Extract precisely the lines that run from the line containing "What's the underlying" to the end of the records below, with both ends included and pictures omitted.

===== DATA SHOWN

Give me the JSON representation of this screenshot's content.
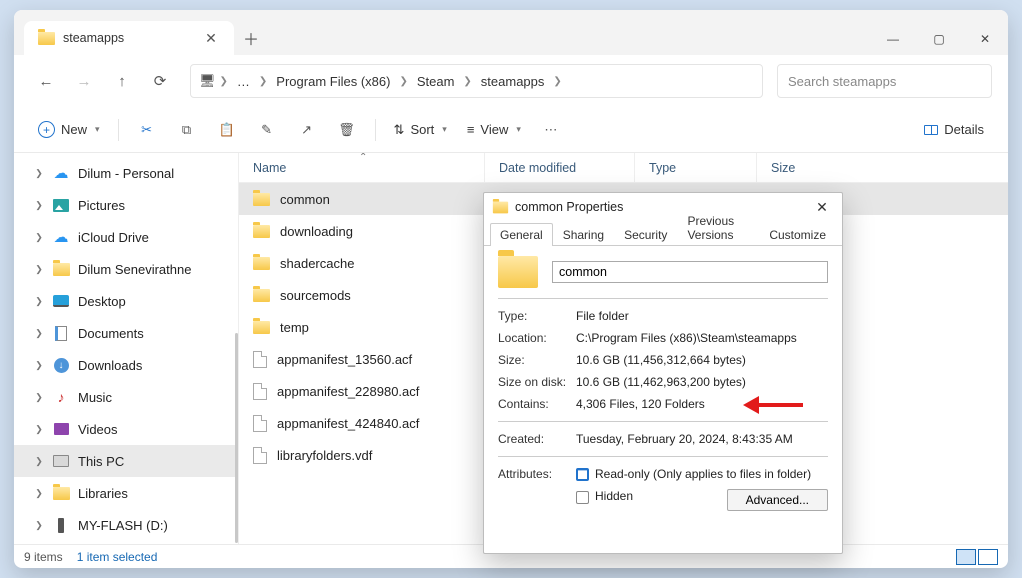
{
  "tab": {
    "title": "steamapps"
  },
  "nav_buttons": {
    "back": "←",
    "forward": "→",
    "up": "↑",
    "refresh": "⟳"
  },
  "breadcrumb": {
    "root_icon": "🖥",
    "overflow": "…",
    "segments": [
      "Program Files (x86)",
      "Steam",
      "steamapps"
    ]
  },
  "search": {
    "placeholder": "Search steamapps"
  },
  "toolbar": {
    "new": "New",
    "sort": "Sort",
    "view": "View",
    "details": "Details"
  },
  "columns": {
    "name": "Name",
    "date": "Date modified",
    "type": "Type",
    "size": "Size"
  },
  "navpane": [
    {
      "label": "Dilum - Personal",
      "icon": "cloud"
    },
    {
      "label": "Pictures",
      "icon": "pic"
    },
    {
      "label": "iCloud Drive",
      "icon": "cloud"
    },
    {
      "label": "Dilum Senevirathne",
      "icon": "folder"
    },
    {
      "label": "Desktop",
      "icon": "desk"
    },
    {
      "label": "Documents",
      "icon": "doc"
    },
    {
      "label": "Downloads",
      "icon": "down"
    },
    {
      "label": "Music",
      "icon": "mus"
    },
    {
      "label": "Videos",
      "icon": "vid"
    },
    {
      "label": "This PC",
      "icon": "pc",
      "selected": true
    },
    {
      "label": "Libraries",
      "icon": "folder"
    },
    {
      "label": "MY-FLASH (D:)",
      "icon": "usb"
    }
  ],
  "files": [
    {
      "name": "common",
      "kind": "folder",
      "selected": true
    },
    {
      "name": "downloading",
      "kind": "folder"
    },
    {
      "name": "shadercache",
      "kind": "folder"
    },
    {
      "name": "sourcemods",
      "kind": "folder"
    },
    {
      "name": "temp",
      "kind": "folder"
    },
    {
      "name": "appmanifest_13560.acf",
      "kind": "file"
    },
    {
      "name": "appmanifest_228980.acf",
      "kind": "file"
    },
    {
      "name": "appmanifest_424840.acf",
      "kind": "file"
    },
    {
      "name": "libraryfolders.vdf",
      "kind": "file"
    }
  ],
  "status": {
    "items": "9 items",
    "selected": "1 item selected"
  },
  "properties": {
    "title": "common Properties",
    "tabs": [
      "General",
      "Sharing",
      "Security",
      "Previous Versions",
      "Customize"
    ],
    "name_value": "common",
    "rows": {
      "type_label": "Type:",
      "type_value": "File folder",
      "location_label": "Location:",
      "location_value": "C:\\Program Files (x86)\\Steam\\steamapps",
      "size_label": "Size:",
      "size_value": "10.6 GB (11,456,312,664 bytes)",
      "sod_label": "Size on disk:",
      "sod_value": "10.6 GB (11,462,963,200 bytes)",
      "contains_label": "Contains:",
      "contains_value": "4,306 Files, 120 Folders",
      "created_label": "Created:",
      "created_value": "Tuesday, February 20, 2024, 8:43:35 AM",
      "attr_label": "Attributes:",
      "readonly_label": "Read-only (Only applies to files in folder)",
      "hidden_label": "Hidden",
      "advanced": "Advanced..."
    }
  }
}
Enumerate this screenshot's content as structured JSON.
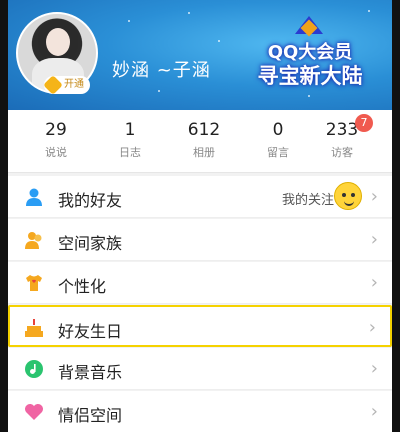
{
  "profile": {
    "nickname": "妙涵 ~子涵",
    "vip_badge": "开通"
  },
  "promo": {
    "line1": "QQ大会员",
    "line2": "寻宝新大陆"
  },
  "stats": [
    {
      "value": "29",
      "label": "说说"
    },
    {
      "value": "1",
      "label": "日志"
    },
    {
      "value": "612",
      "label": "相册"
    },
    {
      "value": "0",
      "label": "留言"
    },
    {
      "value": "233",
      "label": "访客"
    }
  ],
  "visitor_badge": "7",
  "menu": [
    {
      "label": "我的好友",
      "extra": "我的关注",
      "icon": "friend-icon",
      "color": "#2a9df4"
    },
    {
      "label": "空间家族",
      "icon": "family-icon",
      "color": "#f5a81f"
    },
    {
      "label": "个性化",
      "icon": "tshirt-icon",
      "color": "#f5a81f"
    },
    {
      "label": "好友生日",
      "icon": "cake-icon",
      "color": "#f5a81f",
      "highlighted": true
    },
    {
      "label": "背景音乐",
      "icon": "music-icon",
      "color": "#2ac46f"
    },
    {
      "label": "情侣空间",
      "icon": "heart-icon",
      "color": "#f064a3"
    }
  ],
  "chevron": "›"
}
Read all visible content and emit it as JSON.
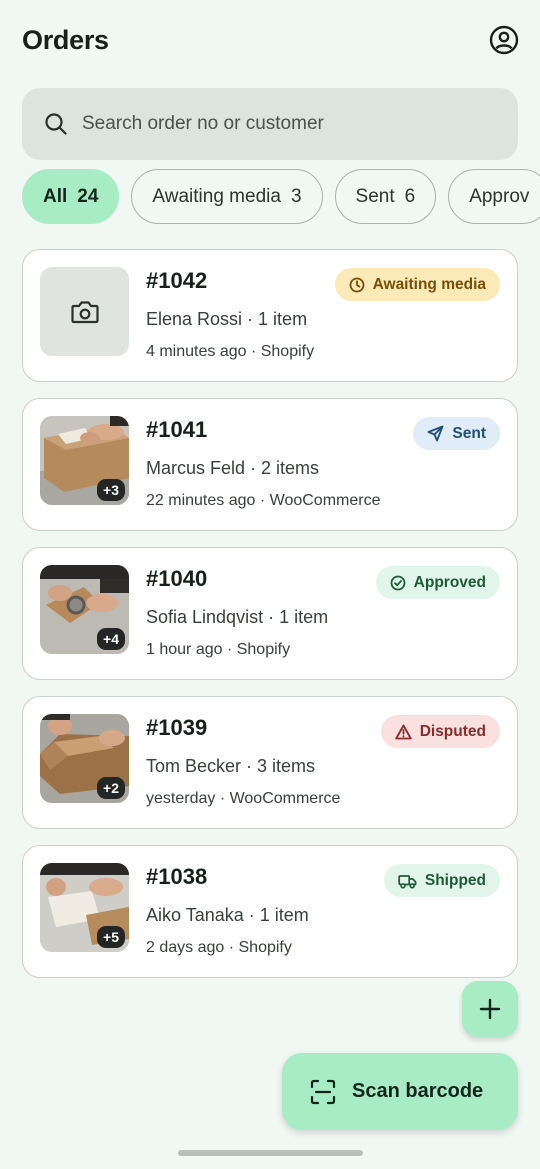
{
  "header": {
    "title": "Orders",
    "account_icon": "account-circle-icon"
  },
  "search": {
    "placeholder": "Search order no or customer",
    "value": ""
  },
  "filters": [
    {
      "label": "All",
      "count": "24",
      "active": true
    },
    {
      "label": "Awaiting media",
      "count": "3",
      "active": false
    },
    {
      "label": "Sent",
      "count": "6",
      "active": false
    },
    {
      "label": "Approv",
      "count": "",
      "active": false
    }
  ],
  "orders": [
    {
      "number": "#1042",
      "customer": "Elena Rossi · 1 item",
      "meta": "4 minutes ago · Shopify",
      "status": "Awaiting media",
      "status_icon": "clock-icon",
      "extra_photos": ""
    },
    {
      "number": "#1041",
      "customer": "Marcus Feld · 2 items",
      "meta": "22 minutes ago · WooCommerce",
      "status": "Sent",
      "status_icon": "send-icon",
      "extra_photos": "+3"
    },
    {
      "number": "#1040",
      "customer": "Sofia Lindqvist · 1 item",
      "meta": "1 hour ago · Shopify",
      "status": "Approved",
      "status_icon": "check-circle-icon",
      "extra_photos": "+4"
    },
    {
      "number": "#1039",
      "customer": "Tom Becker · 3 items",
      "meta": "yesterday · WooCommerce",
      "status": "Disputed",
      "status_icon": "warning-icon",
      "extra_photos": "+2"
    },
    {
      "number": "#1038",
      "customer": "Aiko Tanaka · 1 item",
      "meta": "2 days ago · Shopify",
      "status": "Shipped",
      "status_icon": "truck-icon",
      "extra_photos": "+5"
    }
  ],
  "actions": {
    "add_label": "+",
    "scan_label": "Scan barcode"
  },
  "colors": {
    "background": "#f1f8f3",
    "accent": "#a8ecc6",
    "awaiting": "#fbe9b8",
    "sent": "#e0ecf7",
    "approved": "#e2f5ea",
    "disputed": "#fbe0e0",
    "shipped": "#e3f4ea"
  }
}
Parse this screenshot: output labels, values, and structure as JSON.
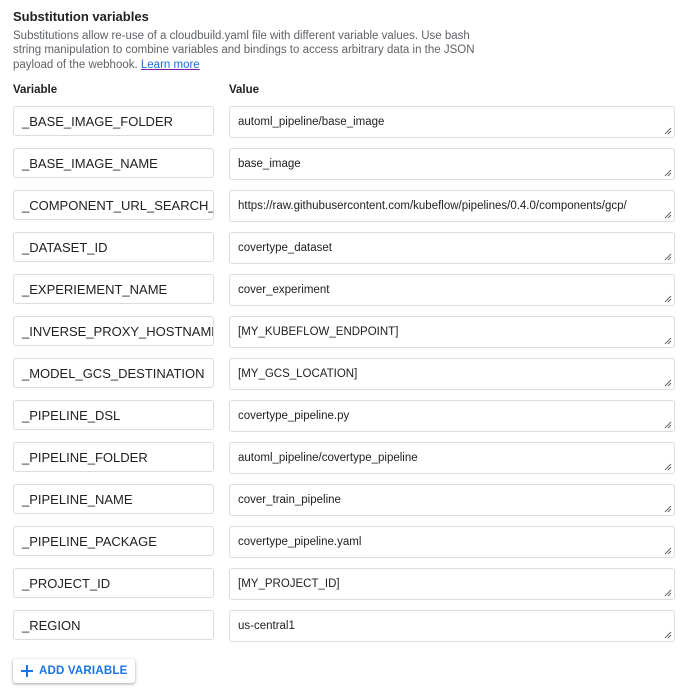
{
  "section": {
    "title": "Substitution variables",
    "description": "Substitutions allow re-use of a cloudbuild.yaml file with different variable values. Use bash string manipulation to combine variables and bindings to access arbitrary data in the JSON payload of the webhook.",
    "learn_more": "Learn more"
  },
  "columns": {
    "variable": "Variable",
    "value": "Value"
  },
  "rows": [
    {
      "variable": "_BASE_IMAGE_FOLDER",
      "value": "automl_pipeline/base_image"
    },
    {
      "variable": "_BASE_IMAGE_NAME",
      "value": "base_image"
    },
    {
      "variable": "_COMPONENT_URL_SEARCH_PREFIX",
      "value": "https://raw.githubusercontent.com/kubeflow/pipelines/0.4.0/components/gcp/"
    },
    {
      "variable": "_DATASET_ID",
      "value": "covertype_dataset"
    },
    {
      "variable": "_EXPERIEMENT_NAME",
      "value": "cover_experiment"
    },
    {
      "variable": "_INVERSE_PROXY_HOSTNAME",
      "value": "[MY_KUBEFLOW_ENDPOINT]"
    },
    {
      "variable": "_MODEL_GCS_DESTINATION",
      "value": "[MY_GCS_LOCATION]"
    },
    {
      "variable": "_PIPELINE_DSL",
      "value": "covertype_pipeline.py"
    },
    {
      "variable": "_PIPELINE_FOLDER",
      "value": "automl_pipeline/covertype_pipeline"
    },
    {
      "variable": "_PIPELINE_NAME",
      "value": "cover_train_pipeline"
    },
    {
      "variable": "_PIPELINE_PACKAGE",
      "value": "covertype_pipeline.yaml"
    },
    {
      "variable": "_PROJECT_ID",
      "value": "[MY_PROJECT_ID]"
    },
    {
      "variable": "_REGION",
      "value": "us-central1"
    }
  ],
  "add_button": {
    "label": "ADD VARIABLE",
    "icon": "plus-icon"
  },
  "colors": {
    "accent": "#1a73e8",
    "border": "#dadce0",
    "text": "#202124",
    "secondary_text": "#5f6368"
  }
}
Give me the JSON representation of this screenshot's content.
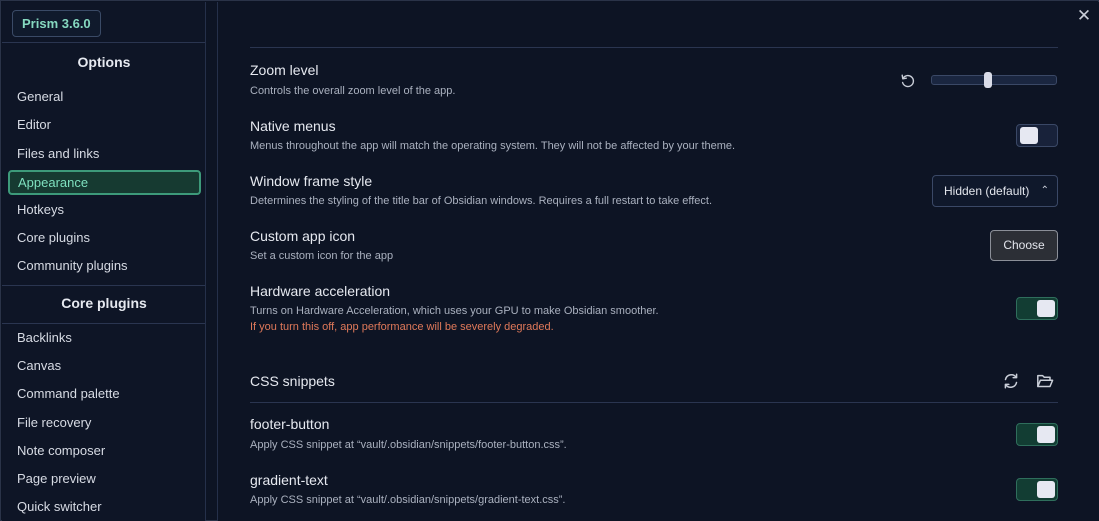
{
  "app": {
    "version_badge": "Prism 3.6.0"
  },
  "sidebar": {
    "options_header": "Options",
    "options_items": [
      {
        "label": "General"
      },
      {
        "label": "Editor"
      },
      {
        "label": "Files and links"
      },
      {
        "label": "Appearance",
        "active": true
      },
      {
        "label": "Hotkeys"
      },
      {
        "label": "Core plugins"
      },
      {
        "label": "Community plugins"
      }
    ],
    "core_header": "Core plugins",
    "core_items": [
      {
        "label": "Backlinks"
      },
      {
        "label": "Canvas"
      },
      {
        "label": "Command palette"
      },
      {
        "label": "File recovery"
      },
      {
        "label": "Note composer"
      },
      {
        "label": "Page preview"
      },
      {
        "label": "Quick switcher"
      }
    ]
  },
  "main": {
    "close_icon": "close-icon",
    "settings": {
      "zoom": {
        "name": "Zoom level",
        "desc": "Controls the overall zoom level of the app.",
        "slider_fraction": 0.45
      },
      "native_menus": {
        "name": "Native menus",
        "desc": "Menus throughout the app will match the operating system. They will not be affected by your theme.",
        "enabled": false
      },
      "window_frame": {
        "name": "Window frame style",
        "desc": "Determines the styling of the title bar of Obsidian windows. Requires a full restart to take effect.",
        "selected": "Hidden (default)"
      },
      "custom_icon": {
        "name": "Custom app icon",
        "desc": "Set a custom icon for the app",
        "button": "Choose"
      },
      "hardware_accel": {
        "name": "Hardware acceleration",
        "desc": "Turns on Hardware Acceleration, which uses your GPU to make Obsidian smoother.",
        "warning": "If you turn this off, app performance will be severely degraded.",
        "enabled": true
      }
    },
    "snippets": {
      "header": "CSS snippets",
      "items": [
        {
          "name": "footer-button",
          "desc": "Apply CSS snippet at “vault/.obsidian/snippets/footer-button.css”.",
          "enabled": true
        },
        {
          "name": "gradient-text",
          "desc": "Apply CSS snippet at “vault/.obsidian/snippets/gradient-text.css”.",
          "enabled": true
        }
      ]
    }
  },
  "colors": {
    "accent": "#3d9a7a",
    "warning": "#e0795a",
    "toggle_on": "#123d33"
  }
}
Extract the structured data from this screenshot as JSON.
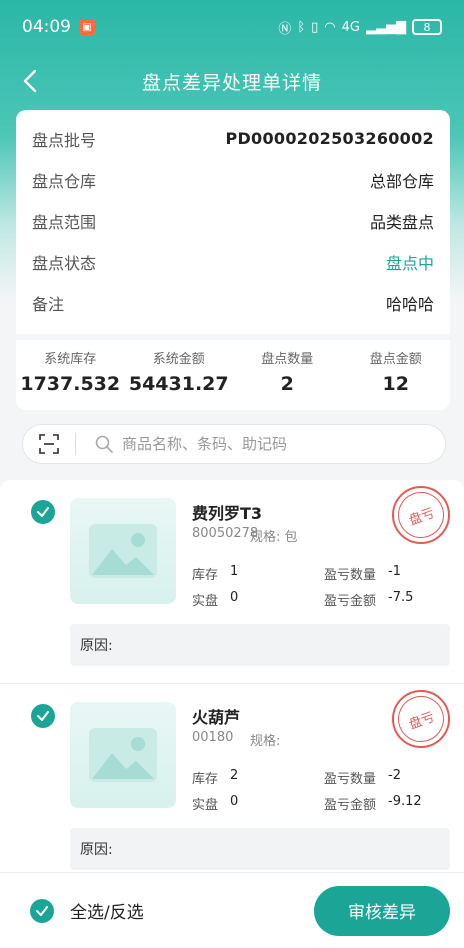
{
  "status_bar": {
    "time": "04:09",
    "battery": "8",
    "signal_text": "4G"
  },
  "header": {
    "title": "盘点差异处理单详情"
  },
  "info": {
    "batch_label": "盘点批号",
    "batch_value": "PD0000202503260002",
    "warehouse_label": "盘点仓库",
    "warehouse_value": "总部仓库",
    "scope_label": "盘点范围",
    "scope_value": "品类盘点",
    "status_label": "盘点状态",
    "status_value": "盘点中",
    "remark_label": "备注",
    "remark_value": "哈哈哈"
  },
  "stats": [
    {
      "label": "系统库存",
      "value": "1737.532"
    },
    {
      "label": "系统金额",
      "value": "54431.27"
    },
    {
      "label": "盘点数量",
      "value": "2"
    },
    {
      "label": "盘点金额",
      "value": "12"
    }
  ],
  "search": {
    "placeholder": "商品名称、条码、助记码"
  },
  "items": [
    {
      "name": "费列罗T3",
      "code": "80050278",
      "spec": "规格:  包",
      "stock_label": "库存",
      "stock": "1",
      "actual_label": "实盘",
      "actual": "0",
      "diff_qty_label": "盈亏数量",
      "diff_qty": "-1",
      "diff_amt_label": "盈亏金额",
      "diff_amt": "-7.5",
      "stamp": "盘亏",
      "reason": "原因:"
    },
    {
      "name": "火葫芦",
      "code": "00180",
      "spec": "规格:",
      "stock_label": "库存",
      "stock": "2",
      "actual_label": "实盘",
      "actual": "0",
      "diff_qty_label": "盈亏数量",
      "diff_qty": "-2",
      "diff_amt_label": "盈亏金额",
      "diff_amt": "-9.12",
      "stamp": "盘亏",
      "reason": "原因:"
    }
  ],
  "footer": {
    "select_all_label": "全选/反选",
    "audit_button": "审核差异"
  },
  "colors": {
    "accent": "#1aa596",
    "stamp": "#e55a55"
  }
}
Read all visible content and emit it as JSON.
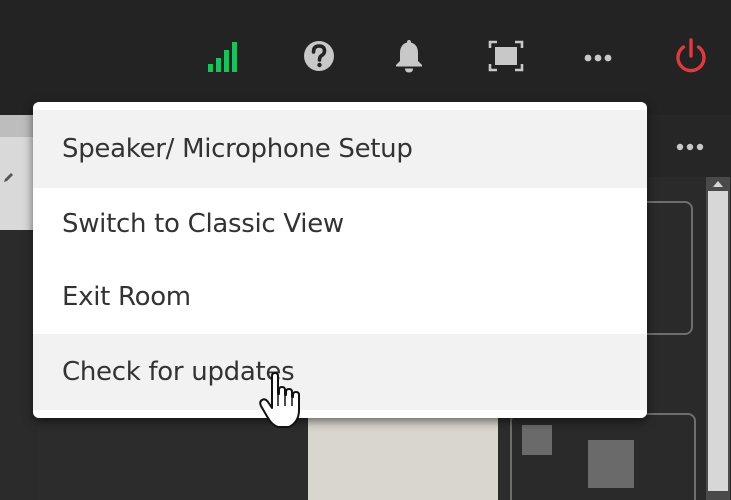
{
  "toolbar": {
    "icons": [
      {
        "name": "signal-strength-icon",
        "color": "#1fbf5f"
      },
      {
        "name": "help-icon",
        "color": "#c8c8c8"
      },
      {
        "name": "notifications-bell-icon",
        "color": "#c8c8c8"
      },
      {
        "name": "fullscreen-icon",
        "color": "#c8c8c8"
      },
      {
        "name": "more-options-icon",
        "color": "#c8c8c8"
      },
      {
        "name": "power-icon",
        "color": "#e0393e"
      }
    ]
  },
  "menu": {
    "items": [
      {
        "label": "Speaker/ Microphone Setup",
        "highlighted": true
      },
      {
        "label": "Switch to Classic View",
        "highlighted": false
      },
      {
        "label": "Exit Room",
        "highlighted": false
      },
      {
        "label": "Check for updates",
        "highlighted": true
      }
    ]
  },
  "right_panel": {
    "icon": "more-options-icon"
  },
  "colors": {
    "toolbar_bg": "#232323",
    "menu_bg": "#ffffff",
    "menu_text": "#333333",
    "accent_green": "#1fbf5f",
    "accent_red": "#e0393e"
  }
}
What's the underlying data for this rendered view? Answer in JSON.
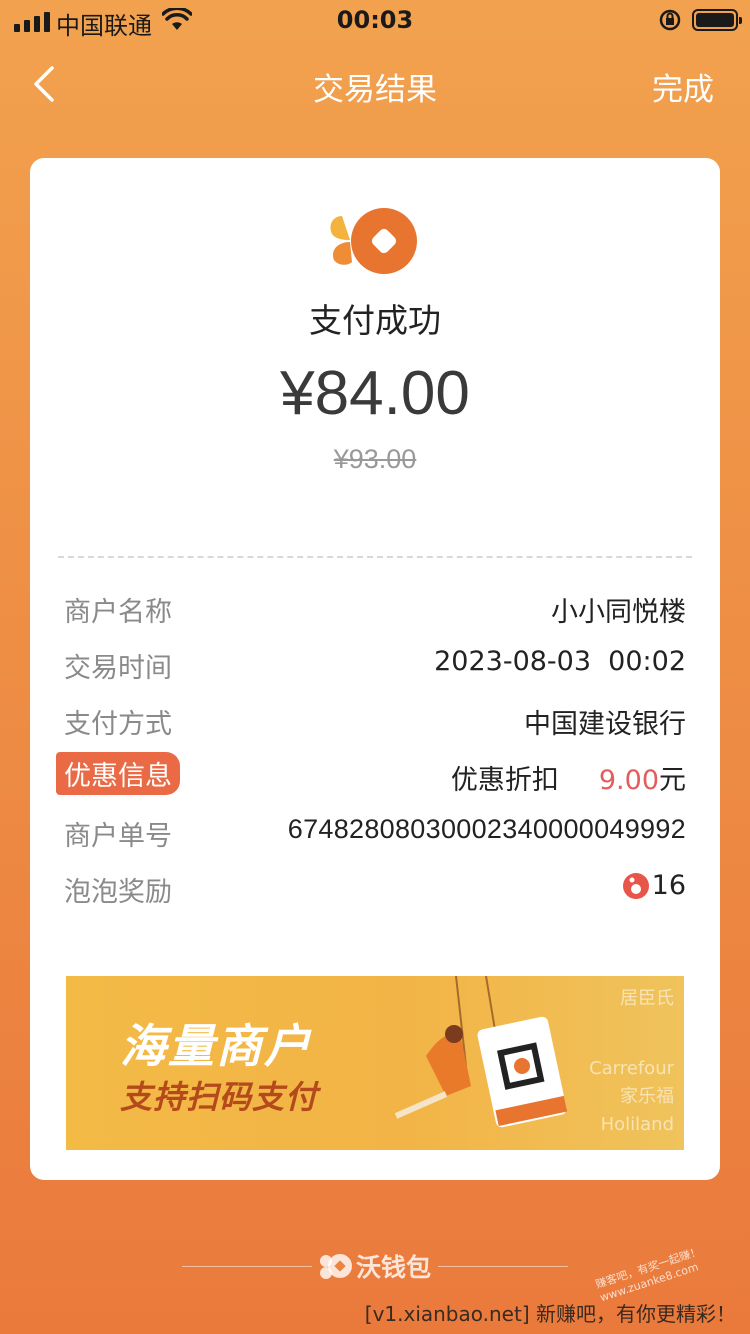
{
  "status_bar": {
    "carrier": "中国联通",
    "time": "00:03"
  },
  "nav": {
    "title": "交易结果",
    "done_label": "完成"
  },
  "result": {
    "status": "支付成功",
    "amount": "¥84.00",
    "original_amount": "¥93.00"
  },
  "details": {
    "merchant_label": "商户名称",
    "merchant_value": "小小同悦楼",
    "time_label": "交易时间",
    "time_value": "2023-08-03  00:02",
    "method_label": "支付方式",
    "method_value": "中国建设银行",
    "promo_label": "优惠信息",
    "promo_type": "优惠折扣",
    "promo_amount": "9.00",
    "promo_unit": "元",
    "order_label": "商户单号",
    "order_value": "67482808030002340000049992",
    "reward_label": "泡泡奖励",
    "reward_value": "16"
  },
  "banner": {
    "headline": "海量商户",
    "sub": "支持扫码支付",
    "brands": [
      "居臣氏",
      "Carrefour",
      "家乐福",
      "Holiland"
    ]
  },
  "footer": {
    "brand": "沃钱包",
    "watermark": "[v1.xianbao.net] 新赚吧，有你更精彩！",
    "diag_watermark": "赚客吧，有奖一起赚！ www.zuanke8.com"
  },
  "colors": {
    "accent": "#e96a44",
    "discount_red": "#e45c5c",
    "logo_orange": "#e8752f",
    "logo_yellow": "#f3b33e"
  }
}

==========

RESPONSE BOX:
What's the underlying data for this rendered view? Answer in JSON.
{
  "status_bar": {
    "carrier": "中国联通",
    "time": "00:03"
  },
  "nav": {
    "title": "交易结果",
    "done_label": "完成"
  },
  "result": {
    "status": "支付成功",
    "amount": "¥84.00",
    "original_amount": "¥93.00"
  },
  "details": {
    "merchant_label": "商户名称",
    "merchant_value": "小小同悦楼",
    "time_label": "交易时间",
    "time_value": "2023-08-03  00:02",
    "method_label": "支付方式",
    "method_value": "中国建设银行",
    "promo_label": "优惠信息",
    "promo_type": "优惠折扣",
    "promo_amount": "9.00",
    "promo_unit": "元",
    "order_label": "商户单号",
    "order_value": "67482808030002340000049992",
    "reward_label": "泡泡奖励",
    "reward_value": "16"
  },
  "banner": {
    "headline": "海量商户",
    "sub": "支持扫码支付",
    "brands": [
      "居臣氏",
      "Carrefour",
      "家乐福",
      "Holiland"
    ]
  },
  "footer": {
    "brand": "沃钱包",
    "watermark": "[v1.xianbao.net] 新赚吧，有你更精彩！",
    "diag_watermark": "赚客吧，有奖一起赚！ www.zuanke8.com"
  },
  "colors": {
    "accent": "#e96a44",
    "discount_red": "#e45c5c",
    "logo_orange": "#e8752f",
    "logo_yellow": "#f3b33e"
  }
}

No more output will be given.